The Whistler

A Poem by Anonymous

“You have heard,” said a youth to his sweetheart, who stood
     While he sat on a corn-sheaf, at daylight’s decline,
“You have heard of the Danish boy’s whistle of wood;
     I wish that the Danish boy’s whistle were mine!”

“And what would you do with it? tell me,” she said,
     While an arch smile play’d over her beautiful face.
“I would blow it,” he answered, “and then my fair maid
     Would fly to my side, and would there take her place.”

“Is that all you wish for? Why, that may be yours
     Without any magic,” the fair maiden cried;
“A favour so slight one’s good-nature secures;”
     And she playfully seated herself by his side.

“I would blow it again,” said the youth; “and the charm
     Would work so, that not even modesty’s check
Would be able to keep from my neck your white arm.”
     She smiled, and she laid her white arm round his neck.

“Yet once more I would blow, and the music divine
     Would bring me a third time an exquisite bliss
You would lay your fair cheek to this brown one of mine
     And your lips, stealing past it, would give me a kiss.”

The maiden laughed out in her innocent glee,
    “What a fool of yourself with the whistle you’d make!
For only consider how silly ‘twould be
    To sit there and whistle for what you might take.”


Two Fishers

A Poem by Anonymous

One morning when Spring was in her teens,
    A morn to a poet’s wishing,
All tinted in delicate pinks and greens,
    Miss Bessie and I went fishing.

I in my rough and easy clothes,
    With my face at the sun-tan’s mercy;
She with her hat tipped down to her nose,
    And her nose tipped, vice versa.

I with my rod, my reel, and my hooks,
    And a hamper for lunching recesses;
She with the bait of her comely looks,
    And the seine of her golden tresses.

So we sat us down on the sunny dike,
    Where the white pond-lilies teeter,
And I went to fishing like quaint old Ike,
    And she like Simon Peter.

All the noon I lay in the light of her eyes,
    And dreamily watched and waited,
But the fish were cunning and would not rise,
    And the baiter alone was baited.

And when the time of departure came,
    My bag hung flat as a flounder;
But Bessie had neatly hooked her game,
    A hundred-and-fifty-pounder.

The Ultimate Joy

A Poem by Anonymous

I have felt the thrill of passion in the poet’s mystic book
And I’ve lingered in delight to catch the rhythm of the brook;
I’ve felt the ecstasy that comes when prima donnas reach
For upper C and hold it in a long, melodious screech.
And yet the charm of all these blissful memories fades away
As I think upon the fortune that befell the other day,
As I bring to recollection, with a joyous, wistful sigh,
That I woke and felt the need of extra covers in July.

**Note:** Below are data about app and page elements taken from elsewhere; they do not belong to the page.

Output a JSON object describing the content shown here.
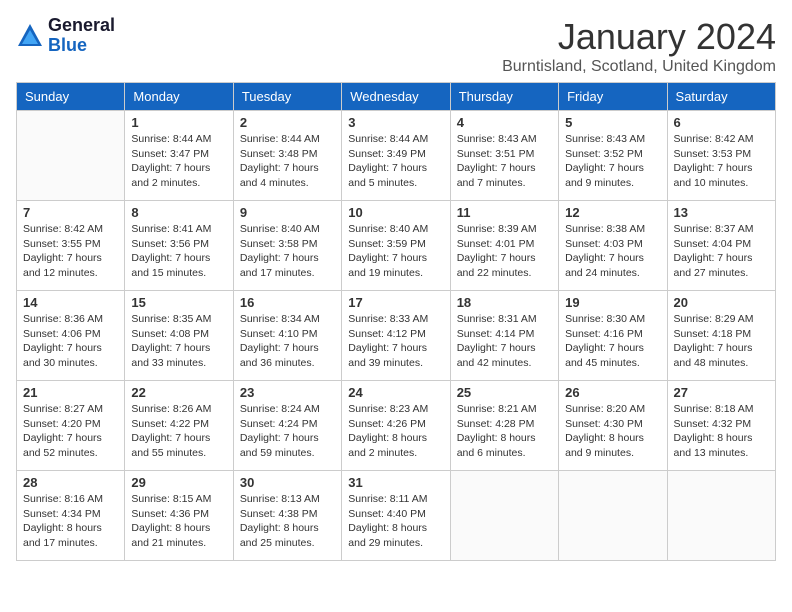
{
  "logo": {
    "general": "General",
    "blue": "Blue"
  },
  "title": "January 2024",
  "location": "Burntisland, Scotland, United Kingdom",
  "days_header": [
    "Sunday",
    "Monday",
    "Tuesday",
    "Wednesday",
    "Thursday",
    "Friday",
    "Saturday"
  ],
  "weeks": [
    [
      {
        "day": null,
        "content": null
      },
      {
        "day": "1",
        "sunrise": "Sunrise: 8:44 AM",
        "sunset": "Sunset: 3:47 PM",
        "daylight": "Daylight: 7 hours and 2 minutes."
      },
      {
        "day": "2",
        "sunrise": "Sunrise: 8:44 AM",
        "sunset": "Sunset: 3:48 PM",
        "daylight": "Daylight: 7 hours and 4 minutes."
      },
      {
        "day": "3",
        "sunrise": "Sunrise: 8:44 AM",
        "sunset": "Sunset: 3:49 PM",
        "daylight": "Daylight: 7 hours and 5 minutes."
      },
      {
        "day": "4",
        "sunrise": "Sunrise: 8:43 AM",
        "sunset": "Sunset: 3:51 PM",
        "daylight": "Daylight: 7 hours and 7 minutes."
      },
      {
        "day": "5",
        "sunrise": "Sunrise: 8:43 AM",
        "sunset": "Sunset: 3:52 PM",
        "daylight": "Daylight: 7 hours and 9 minutes."
      },
      {
        "day": "6",
        "sunrise": "Sunrise: 8:42 AM",
        "sunset": "Sunset: 3:53 PM",
        "daylight": "Daylight: 7 hours and 10 minutes."
      }
    ],
    [
      {
        "day": "7",
        "sunrise": "Sunrise: 8:42 AM",
        "sunset": "Sunset: 3:55 PM",
        "daylight": "Daylight: 7 hours and 12 minutes."
      },
      {
        "day": "8",
        "sunrise": "Sunrise: 8:41 AM",
        "sunset": "Sunset: 3:56 PM",
        "daylight": "Daylight: 7 hours and 15 minutes."
      },
      {
        "day": "9",
        "sunrise": "Sunrise: 8:40 AM",
        "sunset": "Sunset: 3:58 PM",
        "daylight": "Daylight: 7 hours and 17 minutes."
      },
      {
        "day": "10",
        "sunrise": "Sunrise: 8:40 AM",
        "sunset": "Sunset: 3:59 PM",
        "daylight": "Daylight: 7 hours and 19 minutes."
      },
      {
        "day": "11",
        "sunrise": "Sunrise: 8:39 AM",
        "sunset": "Sunset: 4:01 PM",
        "daylight": "Daylight: 7 hours and 22 minutes."
      },
      {
        "day": "12",
        "sunrise": "Sunrise: 8:38 AM",
        "sunset": "Sunset: 4:03 PM",
        "daylight": "Daylight: 7 hours and 24 minutes."
      },
      {
        "day": "13",
        "sunrise": "Sunrise: 8:37 AM",
        "sunset": "Sunset: 4:04 PM",
        "daylight": "Daylight: 7 hours and 27 minutes."
      }
    ],
    [
      {
        "day": "14",
        "sunrise": "Sunrise: 8:36 AM",
        "sunset": "Sunset: 4:06 PM",
        "daylight": "Daylight: 7 hours and 30 minutes."
      },
      {
        "day": "15",
        "sunrise": "Sunrise: 8:35 AM",
        "sunset": "Sunset: 4:08 PM",
        "daylight": "Daylight: 7 hours and 33 minutes."
      },
      {
        "day": "16",
        "sunrise": "Sunrise: 8:34 AM",
        "sunset": "Sunset: 4:10 PM",
        "daylight": "Daylight: 7 hours and 36 minutes."
      },
      {
        "day": "17",
        "sunrise": "Sunrise: 8:33 AM",
        "sunset": "Sunset: 4:12 PM",
        "daylight": "Daylight: 7 hours and 39 minutes."
      },
      {
        "day": "18",
        "sunrise": "Sunrise: 8:31 AM",
        "sunset": "Sunset: 4:14 PM",
        "daylight": "Daylight: 7 hours and 42 minutes."
      },
      {
        "day": "19",
        "sunrise": "Sunrise: 8:30 AM",
        "sunset": "Sunset: 4:16 PM",
        "daylight": "Daylight: 7 hours and 45 minutes."
      },
      {
        "day": "20",
        "sunrise": "Sunrise: 8:29 AM",
        "sunset": "Sunset: 4:18 PM",
        "daylight": "Daylight: 7 hours and 48 minutes."
      }
    ],
    [
      {
        "day": "21",
        "sunrise": "Sunrise: 8:27 AM",
        "sunset": "Sunset: 4:20 PM",
        "daylight": "Daylight: 7 hours and 52 minutes."
      },
      {
        "day": "22",
        "sunrise": "Sunrise: 8:26 AM",
        "sunset": "Sunset: 4:22 PM",
        "daylight": "Daylight: 7 hours and 55 minutes."
      },
      {
        "day": "23",
        "sunrise": "Sunrise: 8:24 AM",
        "sunset": "Sunset: 4:24 PM",
        "daylight": "Daylight: 7 hours and 59 minutes."
      },
      {
        "day": "24",
        "sunrise": "Sunrise: 8:23 AM",
        "sunset": "Sunset: 4:26 PM",
        "daylight": "Daylight: 8 hours and 2 minutes."
      },
      {
        "day": "25",
        "sunrise": "Sunrise: 8:21 AM",
        "sunset": "Sunset: 4:28 PM",
        "daylight": "Daylight: 8 hours and 6 minutes."
      },
      {
        "day": "26",
        "sunrise": "Sunrise: 8:20 AM",
        "sunset": "Sunset: 4:30 PM",
        "daylight": "Daylight: 8 hours and 9 minutes."
      },
      {
        "day": "27",
        "sunrise": "Sunrise: 8:18 AM",
        "sunset": "Sunset: 4:32 PM",
        "daylight": "Daylight: 8 hours and 13 minutes."
      }
    ],
    [
      {
        "day": "28",
        "sunrise": "Sunrise: 8:16 AM",
        "sunset": "Sunset: 4:34 PM",
        "daylight": "Daylight: 8 hours and 17 minutes."
      },
      {
        "day": "29",
        "sunrise": "Sunrise: 8:15 AM",
        "sunset": "Sunset: 4:36 PM",
        "daylight": "Daylight: 8 hours and 21 minutes."
      },
      {
        "day": "30",
        "sunrise": "Sunrise: 8:13 AM",
        "sunset": "Sunset: 4:38 PM",
        "daylight": "Daylight: 8 hours and 25 minutes."
      },
      {
        "day": "31",
        "sunrise": "Sunrise: 8:11 AM",
        "sunset": "Sunset: 4:40 PM",
        "daylight": "Daylight: 8 hours and 29 minutes."
      },
      {
        "day": null,
        "content": null
      },
      {
        "day": null,
        "content": null
      },
      {
        "day": null,
        "content": null
      }
    ]
  ]
}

Oh, eerie hour of drowsiness – ’twas like a fairy spell,
That respite from the terrors we have known, alas, so well,
The malevolent mosquito, with a limp and idle bill,
Hung supinely from the ceiling, all exhausted by his chill.
And the early morning sunbeam lost his customary leer
And brought a gracious greeting and a prophecy of cheer;
A generous affability reached up from earth to sky,
When I woke and felt the need of extra covers in July.

In every life there comes a time of happiness supreme,
When joy becomes reality and not a glittering dream.
‘Tis less appreciated, but it’s worth a great deal more
Than tides which taken at their flood lead on to fortune’s shore.
How vain is Art’s illusion, and how potent Nature’s sway
When once in kindly mood she deigns to waft our woes away!
And the memory will cheer me, though all other pleasures fly,
Of how I woke and needed extra covers in July.